Thomas Roma, the author of In the Vale of Cashmere, is featured in the first iteration of a new video series spotlighting photographers and their work produced by the Steven Kasher Gallery, where Roma’s accompanying exhibition runs through December 23. The photographer, a Brooklyn native and founder of Columbia University’s photography program, has spent the last few decades of his career documenting Brooklyn with an inexhaustible passion for the people who make the borough such a diverse and fascinating place.

We interviewed Roma about his photographs of the Vale — a cruising spot for black and Afro-Caribbean gay men who live in the surrounding Crown Heights neighborhood — which the photographer returned to nearly every day for nearly four years.

Roma developed a deep connection to the place, as you can imagine, and not simply because he spent so much time there, but because years earlier, a very close friend of his named Carl (who died of AIDS in 1991) frequented the Vale.

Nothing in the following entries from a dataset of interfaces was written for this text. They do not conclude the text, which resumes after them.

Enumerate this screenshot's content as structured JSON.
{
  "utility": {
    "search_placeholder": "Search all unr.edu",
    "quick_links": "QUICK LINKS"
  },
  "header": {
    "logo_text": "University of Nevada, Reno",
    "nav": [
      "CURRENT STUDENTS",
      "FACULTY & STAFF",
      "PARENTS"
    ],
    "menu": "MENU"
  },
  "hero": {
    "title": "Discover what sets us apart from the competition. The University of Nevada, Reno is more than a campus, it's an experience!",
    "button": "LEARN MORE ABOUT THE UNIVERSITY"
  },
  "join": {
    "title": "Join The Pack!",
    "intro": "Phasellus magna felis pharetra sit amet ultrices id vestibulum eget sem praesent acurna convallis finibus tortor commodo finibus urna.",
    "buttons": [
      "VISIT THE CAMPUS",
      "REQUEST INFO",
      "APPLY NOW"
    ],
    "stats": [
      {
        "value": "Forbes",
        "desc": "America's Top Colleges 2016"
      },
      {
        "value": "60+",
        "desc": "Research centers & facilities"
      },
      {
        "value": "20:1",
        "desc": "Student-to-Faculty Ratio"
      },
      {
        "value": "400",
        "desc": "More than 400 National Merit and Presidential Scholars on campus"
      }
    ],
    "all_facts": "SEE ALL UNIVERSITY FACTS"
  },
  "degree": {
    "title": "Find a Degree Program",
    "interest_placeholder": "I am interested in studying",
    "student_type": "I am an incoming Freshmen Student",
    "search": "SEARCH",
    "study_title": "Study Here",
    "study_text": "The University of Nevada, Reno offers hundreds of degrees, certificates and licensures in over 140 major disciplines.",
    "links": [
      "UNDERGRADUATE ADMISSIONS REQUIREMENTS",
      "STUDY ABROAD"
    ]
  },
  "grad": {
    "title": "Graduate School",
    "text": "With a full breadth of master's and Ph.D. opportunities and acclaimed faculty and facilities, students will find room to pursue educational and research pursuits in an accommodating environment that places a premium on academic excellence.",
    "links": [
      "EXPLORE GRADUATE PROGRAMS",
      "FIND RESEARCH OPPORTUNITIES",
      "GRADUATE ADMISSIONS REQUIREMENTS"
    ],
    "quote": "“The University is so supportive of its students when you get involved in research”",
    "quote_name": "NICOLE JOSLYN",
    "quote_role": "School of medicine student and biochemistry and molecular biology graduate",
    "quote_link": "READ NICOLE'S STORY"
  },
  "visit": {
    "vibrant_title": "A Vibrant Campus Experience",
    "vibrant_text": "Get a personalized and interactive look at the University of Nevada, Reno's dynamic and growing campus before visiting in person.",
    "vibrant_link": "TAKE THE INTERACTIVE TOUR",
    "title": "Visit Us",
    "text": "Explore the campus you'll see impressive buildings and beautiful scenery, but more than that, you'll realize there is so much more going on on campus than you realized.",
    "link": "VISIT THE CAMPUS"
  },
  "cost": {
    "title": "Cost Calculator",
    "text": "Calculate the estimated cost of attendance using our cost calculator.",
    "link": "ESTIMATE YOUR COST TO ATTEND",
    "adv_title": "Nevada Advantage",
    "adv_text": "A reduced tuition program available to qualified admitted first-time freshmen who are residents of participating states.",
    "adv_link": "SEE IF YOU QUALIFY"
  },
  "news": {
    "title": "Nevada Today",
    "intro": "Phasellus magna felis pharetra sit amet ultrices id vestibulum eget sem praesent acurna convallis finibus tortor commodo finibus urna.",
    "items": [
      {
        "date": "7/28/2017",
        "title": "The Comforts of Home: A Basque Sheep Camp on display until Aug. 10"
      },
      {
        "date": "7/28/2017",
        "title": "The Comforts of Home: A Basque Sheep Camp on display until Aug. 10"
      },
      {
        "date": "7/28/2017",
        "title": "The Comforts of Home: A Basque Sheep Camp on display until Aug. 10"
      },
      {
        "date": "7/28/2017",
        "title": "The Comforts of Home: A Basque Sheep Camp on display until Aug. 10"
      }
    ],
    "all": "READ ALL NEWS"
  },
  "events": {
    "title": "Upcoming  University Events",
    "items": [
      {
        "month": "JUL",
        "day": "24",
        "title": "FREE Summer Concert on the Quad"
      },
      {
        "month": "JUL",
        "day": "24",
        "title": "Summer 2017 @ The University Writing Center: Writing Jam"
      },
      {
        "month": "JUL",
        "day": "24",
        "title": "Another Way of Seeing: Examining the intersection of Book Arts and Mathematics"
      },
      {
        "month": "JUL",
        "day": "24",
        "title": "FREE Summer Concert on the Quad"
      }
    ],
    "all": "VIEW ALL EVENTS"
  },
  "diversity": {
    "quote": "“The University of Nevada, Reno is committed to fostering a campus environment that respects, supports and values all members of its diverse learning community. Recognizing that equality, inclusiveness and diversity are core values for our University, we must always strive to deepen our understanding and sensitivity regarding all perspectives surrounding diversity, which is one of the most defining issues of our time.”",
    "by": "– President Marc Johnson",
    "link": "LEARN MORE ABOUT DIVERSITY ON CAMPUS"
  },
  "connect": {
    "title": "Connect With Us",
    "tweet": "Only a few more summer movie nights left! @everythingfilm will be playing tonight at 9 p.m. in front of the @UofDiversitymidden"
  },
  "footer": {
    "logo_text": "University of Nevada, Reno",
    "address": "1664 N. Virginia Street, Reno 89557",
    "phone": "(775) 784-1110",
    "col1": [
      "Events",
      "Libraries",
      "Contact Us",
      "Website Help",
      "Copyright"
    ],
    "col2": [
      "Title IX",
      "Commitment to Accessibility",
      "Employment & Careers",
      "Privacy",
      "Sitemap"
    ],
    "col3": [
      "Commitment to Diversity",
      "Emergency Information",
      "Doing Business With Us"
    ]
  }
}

These photographs began to take on a whole new dimension, however, when we heard that the Prospect Park Alliance (PPA) — which has carried out a massive overhaul of the park, transforming it from an overgrown, neglected area that many residents avoided to a leisurely, manicured retreat for nearby neighbors — has now set its sight on renovating the Vale of Cashmere. Some critics have argued that the improvement projects, which have reached nearly every corner of the park, while improving the public space for more than a million people who visit the park annually, has had a negative impact on the surrounding area in terms of “green gentrification.”

While the PPA has good intentions to be sure, the worry is that a project aimed at “cleaning up” the Vale will destroy what’s already a legitimate gathering place for a group that’s facing displacement and discrimination in other ways.

Roma denies that his project is a “political one,” pressing that his intentions stemmed from his love for Carl and wanting to better understand a place that his friend frequented. Still, the photographer vehemently disapproves of so-called “clean up” projects. His photographs however, do promote understanding in that they provide a window into a world that’s generally shrouded in secrecy, or as Roma put it:

“People did warn me because it was ‘dangerous,’ and I believe most of that is racist and part of it is homophobic– it’s the ‘other,’ the ‘other’ is not going to allow you near them, and that’s simply not true. I’m living proof of it. People thought I was crazy for going into the Vale of Cashmere,” he said, exasperated. “You’re crazy for disallowing yourself.”

One thing we wish we’d been able to convey is Roma’s capacity for storytelling, and this video by Rachel Liebling bring us back to Roma’s office, where we sat and listened to him talk on end, something we highly recommend you do if given the opportunity.